A Model for Prayer
April Dixon | August 21, 2019
“May your eyes be open toward this temple night and day, this place of which you said, ‘My Name shall be there,’ so that you will hear the prayer your servant prays toward this place.” — 1 Kings 8:29
Prayer in Judaism is defined as “the work of the heart,” which profoundly changes the nature of prayer from one of entreating God to an act that transforms who we are – not what God does. Our devotions are focused on different facets of prayer and what lessons we can learn about the power of our prayers.
At the dedication of the First Temple in Jerusalem, King Solomon offered a beautiful prayer and work of the heart that transformed the power of our prayers.
In 1 Kings, chapter 8, verse 27, Solomon began: “But will God really dwell on earth? The heavens, even the highest heaven, cannot contain you. How much less this temple I have built!” Solomon recognized that God cannot be confined to a single structure; He is everywhere. So what would be the purpose of the Temple?
Solomon prayed that God would make Himself more present in the Temple than in any other place, and that He would listen more attentively to all who prayed there. This simple but heartfelt request is what has given rise to our houses of worship today — sacred places where people of faith can come together in corporate prayer.

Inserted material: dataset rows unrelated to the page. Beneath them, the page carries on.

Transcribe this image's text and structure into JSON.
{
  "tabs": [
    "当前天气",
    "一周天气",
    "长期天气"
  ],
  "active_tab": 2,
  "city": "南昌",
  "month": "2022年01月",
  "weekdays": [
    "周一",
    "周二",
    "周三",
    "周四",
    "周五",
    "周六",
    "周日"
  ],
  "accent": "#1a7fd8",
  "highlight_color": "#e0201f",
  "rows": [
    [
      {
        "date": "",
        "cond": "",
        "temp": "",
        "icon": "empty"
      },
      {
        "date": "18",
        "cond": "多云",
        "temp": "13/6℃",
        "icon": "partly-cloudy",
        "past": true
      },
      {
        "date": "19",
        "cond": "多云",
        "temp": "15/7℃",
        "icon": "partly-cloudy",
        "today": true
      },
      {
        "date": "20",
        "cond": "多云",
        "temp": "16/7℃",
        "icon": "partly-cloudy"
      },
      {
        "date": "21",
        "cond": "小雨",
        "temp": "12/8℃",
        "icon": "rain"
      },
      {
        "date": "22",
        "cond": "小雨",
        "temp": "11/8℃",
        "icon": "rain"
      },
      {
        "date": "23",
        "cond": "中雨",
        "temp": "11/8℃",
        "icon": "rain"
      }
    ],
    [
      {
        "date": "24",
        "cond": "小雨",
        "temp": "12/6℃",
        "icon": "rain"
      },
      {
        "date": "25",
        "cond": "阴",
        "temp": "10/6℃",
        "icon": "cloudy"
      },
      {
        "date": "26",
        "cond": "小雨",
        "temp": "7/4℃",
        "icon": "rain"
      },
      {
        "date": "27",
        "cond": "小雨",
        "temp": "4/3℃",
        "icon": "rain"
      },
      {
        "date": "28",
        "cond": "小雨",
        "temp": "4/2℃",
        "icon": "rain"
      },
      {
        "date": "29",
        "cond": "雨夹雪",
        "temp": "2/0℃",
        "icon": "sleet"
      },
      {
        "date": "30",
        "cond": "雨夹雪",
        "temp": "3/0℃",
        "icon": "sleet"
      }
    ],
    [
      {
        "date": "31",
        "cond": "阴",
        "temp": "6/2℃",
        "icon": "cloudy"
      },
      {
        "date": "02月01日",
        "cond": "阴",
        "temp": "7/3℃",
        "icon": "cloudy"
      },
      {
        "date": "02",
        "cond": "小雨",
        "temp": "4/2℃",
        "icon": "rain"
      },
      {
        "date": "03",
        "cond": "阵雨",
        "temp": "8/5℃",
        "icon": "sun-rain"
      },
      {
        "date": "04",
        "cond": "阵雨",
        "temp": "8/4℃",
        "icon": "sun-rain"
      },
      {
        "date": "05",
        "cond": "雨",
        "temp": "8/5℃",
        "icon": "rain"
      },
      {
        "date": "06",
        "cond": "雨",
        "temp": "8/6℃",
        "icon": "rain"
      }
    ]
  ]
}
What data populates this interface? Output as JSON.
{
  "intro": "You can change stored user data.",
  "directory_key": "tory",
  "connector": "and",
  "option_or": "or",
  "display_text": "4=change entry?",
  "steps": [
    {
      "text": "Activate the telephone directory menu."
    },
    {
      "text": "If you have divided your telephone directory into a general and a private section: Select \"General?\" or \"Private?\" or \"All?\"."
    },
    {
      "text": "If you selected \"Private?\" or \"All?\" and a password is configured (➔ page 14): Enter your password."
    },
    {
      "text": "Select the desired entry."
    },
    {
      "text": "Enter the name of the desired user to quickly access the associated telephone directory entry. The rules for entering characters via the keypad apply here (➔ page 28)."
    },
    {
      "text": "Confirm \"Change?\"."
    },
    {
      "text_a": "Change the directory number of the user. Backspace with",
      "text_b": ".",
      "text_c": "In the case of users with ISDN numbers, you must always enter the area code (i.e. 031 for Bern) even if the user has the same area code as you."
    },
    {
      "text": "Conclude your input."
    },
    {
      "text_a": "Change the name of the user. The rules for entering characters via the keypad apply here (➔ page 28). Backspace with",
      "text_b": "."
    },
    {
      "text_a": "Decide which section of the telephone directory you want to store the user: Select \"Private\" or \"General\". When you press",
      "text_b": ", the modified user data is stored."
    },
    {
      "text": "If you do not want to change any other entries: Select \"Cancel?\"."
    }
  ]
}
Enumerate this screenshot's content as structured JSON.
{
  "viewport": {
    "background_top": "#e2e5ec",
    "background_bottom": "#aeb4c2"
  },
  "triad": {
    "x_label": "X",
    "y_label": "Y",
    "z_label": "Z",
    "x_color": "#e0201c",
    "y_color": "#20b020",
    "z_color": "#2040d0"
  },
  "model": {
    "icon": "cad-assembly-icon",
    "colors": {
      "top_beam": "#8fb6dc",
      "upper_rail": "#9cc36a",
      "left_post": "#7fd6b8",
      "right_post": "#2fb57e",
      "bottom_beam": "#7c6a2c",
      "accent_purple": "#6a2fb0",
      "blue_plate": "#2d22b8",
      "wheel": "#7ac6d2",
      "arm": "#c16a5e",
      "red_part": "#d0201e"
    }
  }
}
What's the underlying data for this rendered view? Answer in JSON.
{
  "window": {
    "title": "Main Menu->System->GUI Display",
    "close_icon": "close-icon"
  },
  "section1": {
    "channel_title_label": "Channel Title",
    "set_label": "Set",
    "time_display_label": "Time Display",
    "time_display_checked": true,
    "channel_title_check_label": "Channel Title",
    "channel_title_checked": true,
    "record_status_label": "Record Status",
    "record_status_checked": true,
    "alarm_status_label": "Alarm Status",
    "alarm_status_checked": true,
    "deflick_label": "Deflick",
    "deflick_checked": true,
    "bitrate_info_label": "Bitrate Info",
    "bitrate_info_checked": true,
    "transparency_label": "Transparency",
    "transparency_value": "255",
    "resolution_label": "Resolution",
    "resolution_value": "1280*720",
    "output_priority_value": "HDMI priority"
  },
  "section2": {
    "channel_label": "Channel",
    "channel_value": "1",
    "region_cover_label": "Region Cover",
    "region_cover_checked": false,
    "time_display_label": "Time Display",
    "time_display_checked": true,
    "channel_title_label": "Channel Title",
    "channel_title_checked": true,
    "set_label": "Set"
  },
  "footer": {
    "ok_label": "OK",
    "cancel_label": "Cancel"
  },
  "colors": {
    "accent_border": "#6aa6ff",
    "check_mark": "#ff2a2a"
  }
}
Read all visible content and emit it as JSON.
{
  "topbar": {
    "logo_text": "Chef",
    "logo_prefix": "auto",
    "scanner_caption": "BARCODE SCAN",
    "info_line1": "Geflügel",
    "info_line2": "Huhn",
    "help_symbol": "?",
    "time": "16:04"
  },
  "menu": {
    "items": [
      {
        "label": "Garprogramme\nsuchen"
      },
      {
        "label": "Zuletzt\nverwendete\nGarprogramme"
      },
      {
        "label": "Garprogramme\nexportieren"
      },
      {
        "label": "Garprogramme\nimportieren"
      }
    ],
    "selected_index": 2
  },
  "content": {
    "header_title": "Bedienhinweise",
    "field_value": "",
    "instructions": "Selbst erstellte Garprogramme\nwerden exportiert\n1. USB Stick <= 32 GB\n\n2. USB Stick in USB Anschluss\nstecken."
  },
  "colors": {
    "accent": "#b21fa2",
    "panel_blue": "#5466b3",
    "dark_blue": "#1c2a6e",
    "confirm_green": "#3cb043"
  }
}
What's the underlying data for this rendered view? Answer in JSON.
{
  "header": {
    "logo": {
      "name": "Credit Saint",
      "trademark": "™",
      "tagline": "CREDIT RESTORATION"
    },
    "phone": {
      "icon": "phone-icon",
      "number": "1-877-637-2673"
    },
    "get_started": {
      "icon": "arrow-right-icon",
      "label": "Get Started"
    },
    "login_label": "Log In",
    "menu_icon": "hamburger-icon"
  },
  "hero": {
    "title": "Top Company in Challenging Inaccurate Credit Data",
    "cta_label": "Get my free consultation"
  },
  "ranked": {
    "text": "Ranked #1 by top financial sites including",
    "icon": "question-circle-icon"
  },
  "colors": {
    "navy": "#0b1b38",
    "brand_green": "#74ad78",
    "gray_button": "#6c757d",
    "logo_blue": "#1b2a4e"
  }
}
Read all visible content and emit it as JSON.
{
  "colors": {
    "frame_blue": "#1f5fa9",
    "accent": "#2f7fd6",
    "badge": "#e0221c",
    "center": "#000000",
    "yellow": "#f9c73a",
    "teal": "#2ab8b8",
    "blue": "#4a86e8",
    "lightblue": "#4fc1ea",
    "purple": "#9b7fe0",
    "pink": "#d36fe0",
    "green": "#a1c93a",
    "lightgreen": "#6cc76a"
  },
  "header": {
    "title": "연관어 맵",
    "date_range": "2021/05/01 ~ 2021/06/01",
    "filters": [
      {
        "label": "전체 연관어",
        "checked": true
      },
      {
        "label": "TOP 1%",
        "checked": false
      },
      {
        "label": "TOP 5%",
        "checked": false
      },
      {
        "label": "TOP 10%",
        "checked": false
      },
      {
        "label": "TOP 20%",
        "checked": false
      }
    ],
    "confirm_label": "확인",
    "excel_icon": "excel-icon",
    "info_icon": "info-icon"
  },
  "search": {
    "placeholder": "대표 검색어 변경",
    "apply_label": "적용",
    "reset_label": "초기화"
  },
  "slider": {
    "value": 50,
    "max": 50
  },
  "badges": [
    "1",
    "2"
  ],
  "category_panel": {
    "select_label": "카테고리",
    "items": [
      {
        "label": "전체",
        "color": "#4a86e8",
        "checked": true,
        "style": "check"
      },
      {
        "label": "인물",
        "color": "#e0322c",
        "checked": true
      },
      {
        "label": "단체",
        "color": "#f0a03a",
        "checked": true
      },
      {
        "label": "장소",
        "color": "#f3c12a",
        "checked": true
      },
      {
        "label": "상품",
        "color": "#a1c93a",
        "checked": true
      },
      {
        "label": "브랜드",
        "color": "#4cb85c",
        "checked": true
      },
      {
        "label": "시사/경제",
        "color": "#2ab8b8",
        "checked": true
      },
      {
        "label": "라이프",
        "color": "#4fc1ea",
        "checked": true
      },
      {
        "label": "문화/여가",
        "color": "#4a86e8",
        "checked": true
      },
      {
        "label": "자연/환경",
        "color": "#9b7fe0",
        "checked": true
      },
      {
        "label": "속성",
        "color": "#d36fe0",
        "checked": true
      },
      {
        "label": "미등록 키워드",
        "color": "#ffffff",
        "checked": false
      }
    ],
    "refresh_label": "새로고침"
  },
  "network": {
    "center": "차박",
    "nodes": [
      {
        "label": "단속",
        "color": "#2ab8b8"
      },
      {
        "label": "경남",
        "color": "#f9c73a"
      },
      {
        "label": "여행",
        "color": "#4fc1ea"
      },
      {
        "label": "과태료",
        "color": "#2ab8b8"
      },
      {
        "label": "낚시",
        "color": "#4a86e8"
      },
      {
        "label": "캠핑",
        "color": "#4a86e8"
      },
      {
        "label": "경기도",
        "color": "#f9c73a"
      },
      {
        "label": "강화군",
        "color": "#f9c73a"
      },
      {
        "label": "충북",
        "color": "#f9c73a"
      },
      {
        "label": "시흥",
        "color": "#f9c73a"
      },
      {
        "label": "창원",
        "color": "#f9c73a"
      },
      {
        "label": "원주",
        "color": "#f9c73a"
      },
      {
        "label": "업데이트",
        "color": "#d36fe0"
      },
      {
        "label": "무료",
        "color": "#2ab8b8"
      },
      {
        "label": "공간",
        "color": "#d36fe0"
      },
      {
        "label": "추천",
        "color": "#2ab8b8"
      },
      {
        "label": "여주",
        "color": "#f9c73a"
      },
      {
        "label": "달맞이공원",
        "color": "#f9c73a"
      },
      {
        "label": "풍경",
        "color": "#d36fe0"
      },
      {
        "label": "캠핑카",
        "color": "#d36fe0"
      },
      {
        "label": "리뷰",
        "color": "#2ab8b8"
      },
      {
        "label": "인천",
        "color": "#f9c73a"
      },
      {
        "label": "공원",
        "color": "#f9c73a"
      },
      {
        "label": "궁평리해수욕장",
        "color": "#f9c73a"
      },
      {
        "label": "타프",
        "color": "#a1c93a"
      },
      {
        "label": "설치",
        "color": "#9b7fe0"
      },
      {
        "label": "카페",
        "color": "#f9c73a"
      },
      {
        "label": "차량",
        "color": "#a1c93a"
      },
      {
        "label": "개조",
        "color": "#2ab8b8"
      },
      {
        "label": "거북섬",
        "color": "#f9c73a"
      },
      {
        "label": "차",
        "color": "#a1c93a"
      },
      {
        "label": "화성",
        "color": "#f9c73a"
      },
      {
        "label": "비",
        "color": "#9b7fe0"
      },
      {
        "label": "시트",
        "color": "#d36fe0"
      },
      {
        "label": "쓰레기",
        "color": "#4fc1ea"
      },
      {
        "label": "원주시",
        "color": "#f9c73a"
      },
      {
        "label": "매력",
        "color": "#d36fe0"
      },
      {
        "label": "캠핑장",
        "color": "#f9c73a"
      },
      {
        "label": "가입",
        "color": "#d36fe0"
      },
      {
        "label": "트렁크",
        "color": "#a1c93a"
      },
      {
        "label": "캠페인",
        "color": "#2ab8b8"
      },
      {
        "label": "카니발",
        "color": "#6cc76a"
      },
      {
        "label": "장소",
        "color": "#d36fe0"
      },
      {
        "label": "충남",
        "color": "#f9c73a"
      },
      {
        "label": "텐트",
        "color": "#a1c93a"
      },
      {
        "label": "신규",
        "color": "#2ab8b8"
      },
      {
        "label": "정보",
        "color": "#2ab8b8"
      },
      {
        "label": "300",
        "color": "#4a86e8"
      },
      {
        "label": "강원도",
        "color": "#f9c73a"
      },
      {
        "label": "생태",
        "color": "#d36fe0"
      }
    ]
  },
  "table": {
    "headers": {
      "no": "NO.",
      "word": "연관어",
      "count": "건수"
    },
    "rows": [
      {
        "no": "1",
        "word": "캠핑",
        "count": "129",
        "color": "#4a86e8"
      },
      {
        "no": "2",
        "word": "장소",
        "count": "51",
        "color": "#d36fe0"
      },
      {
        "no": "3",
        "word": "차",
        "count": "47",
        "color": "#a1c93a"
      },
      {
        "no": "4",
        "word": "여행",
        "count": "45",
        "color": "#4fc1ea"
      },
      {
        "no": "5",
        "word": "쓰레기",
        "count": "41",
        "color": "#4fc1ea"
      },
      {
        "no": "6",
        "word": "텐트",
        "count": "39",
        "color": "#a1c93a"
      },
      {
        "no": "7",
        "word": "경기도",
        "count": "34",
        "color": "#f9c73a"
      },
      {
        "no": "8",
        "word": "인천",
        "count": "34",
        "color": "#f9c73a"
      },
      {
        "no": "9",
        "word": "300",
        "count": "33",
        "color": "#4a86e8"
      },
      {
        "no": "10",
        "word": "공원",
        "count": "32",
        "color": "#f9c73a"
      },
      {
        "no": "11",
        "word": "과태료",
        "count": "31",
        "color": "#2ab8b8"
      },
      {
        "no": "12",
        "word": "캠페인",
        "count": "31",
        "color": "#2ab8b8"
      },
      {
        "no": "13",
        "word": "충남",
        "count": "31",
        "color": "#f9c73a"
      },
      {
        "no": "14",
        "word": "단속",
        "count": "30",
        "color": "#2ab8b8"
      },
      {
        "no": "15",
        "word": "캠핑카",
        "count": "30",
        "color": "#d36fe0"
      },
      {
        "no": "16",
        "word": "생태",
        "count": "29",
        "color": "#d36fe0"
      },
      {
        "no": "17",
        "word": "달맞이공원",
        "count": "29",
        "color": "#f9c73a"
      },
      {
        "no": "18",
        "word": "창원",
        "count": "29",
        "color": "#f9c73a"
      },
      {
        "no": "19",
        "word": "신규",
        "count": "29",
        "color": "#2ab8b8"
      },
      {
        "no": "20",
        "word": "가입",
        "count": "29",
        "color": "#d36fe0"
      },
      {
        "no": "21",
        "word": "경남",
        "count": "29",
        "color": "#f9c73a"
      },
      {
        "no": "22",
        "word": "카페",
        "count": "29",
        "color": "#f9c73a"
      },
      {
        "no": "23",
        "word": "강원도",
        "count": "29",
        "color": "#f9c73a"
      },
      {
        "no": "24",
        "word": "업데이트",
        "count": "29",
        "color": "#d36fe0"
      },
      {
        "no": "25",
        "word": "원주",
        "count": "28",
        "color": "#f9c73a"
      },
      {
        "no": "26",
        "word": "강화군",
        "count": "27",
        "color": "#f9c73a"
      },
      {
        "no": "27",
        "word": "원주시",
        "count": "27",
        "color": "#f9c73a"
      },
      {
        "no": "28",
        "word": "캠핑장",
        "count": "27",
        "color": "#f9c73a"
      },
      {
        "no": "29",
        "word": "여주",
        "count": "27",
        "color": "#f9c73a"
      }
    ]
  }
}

Once the Temple was destroyed, the Jewish sages declared that houses of worship, or synagogues, would take its place. Because of Solomon’s prayer said thousands of years ago, we can be assured that if we go to a house of God, He will be more present there just as He was at the Temple. While some people don’t see the need to go to a synagogue or church, here is the biblical basis for why we should.
Solomon also gives us another treasure in his dedication prayer. This lengthy supplication contains the main elements for an ideal model for all prayer —that God be present in our lives; that we have a desire to do His will in everything; that we have the ability to obey His commands; that we receive help with our daily needs; and finally, that God’s kingdom will spread throughout the world. (Read 1 Kings 8:56–61.)
Solomon’s prayer is an example of liturgy that has informed and shaped many of our corporate prayers today. While worshipers often feel that liturgy is unnecessary, one need only to study Solomon’s prayer to see how the words of someone greater than ourselves can give us the tools we need to pray our most powerful prayers.
When Solomon dedicated the Temple, he initiated much more than an era that would last only 400 years. He gave us the very foundations for our sacred sanctuaries and our liturgy that have enriched our faith and served to keep us connected not only to the Master of the Universe, but to each other.